#### YOUR GOAL
Strip the pictures and reproduce the rest of the listing exactly.

#### PROVIDED DATA
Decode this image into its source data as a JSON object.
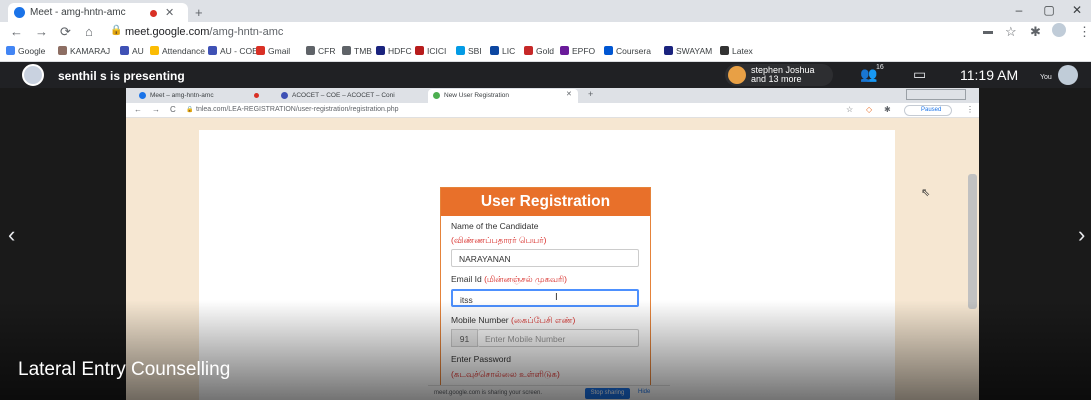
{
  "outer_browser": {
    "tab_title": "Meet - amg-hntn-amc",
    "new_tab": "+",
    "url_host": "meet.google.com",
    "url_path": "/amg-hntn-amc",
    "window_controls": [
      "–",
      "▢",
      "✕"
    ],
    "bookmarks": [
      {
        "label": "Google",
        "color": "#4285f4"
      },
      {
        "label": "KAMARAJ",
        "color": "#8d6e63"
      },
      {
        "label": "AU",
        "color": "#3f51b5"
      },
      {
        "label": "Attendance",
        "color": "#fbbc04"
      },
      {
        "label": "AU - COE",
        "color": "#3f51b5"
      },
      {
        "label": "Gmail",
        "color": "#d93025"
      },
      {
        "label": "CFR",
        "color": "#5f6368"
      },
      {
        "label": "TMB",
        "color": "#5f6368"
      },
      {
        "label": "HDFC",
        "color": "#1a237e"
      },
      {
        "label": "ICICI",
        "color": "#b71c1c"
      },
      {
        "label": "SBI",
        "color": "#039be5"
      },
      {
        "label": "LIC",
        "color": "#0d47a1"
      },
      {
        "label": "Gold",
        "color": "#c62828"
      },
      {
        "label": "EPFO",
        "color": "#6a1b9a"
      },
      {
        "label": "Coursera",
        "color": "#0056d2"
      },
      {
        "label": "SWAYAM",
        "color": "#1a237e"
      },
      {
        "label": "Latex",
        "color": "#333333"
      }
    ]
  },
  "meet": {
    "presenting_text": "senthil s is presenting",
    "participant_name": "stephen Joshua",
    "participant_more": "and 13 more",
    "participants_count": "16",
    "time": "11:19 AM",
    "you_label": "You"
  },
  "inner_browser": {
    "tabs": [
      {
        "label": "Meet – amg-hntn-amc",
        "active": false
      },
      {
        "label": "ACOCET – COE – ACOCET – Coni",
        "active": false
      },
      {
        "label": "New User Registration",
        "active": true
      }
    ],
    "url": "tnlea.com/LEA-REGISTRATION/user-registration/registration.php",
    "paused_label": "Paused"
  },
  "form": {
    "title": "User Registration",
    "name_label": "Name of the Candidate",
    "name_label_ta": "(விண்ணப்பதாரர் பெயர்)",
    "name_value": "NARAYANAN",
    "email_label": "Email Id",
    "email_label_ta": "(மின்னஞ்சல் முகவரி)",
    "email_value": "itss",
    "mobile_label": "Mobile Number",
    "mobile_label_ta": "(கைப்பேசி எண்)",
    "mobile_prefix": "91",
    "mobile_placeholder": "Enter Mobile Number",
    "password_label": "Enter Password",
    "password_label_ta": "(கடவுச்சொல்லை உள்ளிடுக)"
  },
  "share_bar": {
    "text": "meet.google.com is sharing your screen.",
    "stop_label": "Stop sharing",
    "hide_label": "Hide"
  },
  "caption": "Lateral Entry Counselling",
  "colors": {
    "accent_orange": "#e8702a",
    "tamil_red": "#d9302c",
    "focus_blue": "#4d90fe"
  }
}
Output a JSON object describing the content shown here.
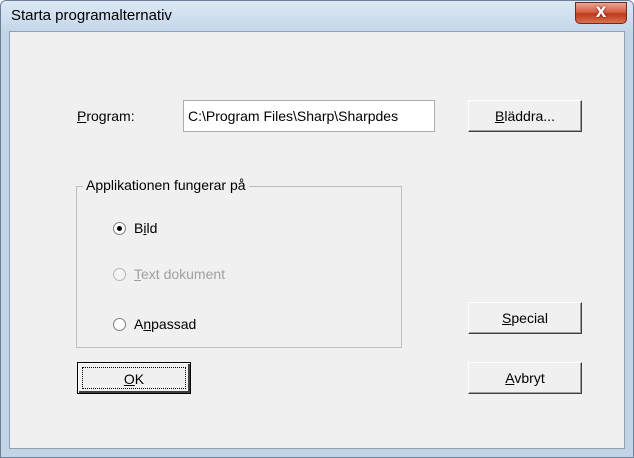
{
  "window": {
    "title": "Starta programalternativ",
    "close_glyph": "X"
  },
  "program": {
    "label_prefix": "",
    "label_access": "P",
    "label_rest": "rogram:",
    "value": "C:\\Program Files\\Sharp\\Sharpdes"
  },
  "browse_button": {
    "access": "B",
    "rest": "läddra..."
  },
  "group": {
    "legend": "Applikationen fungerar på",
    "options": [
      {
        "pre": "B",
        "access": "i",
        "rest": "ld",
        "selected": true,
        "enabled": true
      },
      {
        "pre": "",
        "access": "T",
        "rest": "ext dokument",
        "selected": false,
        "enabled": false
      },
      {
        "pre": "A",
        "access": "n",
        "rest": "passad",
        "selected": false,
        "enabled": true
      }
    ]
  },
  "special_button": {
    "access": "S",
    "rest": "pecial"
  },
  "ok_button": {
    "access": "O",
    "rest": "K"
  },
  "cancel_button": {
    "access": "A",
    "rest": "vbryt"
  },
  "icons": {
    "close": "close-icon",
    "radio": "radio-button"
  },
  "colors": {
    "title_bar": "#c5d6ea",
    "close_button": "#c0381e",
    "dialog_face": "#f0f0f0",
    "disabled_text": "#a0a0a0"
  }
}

#### EXERCISE RESULT
Decode this image into its source data as a JSON object.
{
  "outer_browser": {
    "tab_title": "Meet - amg-hntn-amc",
    "new_tab": "+",
    "url_host": "meet.google.com",
    "url_path": "/amg-hntn-amc",
    "window_controls": [
      "–",
      "▢",
      "✕"
    ],
    "bookmarks": [
      {
        "label": "Google",
        "color": "#4285f4"
      },
      {
        "label": "KAMARAJ",
        "color": "#8d6e63"
      },
      {
        "label": "AU",
        "color": "#3f51b5"
      },
      {
        "label": "Attendance",
        "color": "#fbbc04"
      },
      {
        "label": "AU - COE",
        "color": "#3f51b5"
      },
      {
        "label": "Gmail",
        "color": "#d93025"
      },
      {
        "label": "CFR",
        "color": "#5f6368"
      },
      {
        "label": "TMB",
        "color": "#5f6368"
      },
      {
        "label": "HDFC",
        "color": "#1a237e"
      },
      {
        "label": "ICICI",
        "color": "#b71c1c"
      },
      {
        "label": "SBI",
        "color": "#039be5"
      },
      {
        "label": "LIC",
        "color": "#0d47a1"
      },
      {
        "label": "Gold",
        "color": "#c62828"
      },
      {
        "label": "EPFO",
        "color": "#6a1b9a"
      },
      {
        "label": "Coursera",
        "color": "#0056d2"
      },
      {
        "label": "SWAYAM",
        "color": "#1a237e"
      },
      {
        "label": "Latex",
        "color": "#333333"
      }
    ]
  },
  "meet": {
    "presenting_text": "senthil s is presenting",
    "participant_name": "stephen Joshua",
    "participant_more": "and 13 more",
    "participants_count": "16",
    "time": "11:19 AM",
    "you_label": "You"
  },
  "inner_browser": {
    "tabs": [
      {
        "label": "Meet – amg-hntn-amc",
        "active": false
      },
      {
        "label": "ACOCET – COE – ACOCET – Coni",
        "active": false
      },
      {
        "label": "New User Registration",
        "active": true
      }
    ],
    "url": "tnlea.com/LEA-REGISTRATION/user-registration/registration.php",
    "paused_label": "Paused"
  },
  "form": {
    "title": "User Registration",
    "name_label": "Name of the Candidate",
    "name_label_ta": "(விண்ணப்பதாரர் பெயர்)",
    "name_value": "NARAYANAN",
    "email_label": "Email Id",
    "email_label_ta": "(மின்னஞ்சல் முகவரி)",
    "email_value": "itss",
    "mobile_label": "Mobile Number",
    "mobile_label_ta": "(கைப்பேசி எண்)",
    "mobile_prefix": "91",
    "mobile_placeholder": "Enter Mobile Number",
    "password_label": "Enter Password",
    "password_label_ta": "(கடவுச்சொல்லை உள்ளிடுக)"
  },
  "share_bar": {
    "text": "meet.google.com is sharing your screen.",
    "stop_label": "Stop sharing",
    "hide_label": "Hide"
  },
  "caption": "Lateral Entry Counselling",
  "colors": {
    "accent_orange": "#e8702a",
    "tamil_red": "#d9302c",
    "focus_blue": "#4d90fe"
  }
}
Output a JSON object describing the content shown here.
{
  "window": {
    "title": "Starta programalternativ",
    "close_glyph": "X"
  },
  "program": {
    "label_prefix": "",
    "label_access": "P",
    "label_rest": "rogram:",
    "value": "C:\\Program Files\\Sharp\\Sharpdes"
  },
  "browse_button": {
    "access": "B",
    "rest": "läddra..."
  },
  "group": {
    "legend": "Applikationen fungerar på",
    "options": [
      {
        "pre": "B",
        "access": "i",
        "rest": "ld",
        "selected": true,
        "enabled": true
      },
      {
        "pre": "",
        "access": "T",
        "rest": "ext dokument",
        "selected": false,
        "enabled": false
      },
      {
        "pre": "A",
        "access": "n",
        "rest": "passad",
        "selected": false,
        "enabled": true
      }
    ]
  },
  "special_button": {
    "access": "S",
    "rest": "pecial"
  },
  "ok_button": {
    "access": "O",
    "rest": "K"
  },
  "cancel_button": {
    "access": "A",
    "rest": "vbryt"
  },
  "icons": {
    "close": "close-icon",
    "radio": "radio-button"
  },
  "colors": {
    "title_bar": "#c5d6ea",
    "close_button": "#c0381e",
    "dialog_face": "#f0f0f0",
    "disabled_text": "#a0a0a0"
  }
}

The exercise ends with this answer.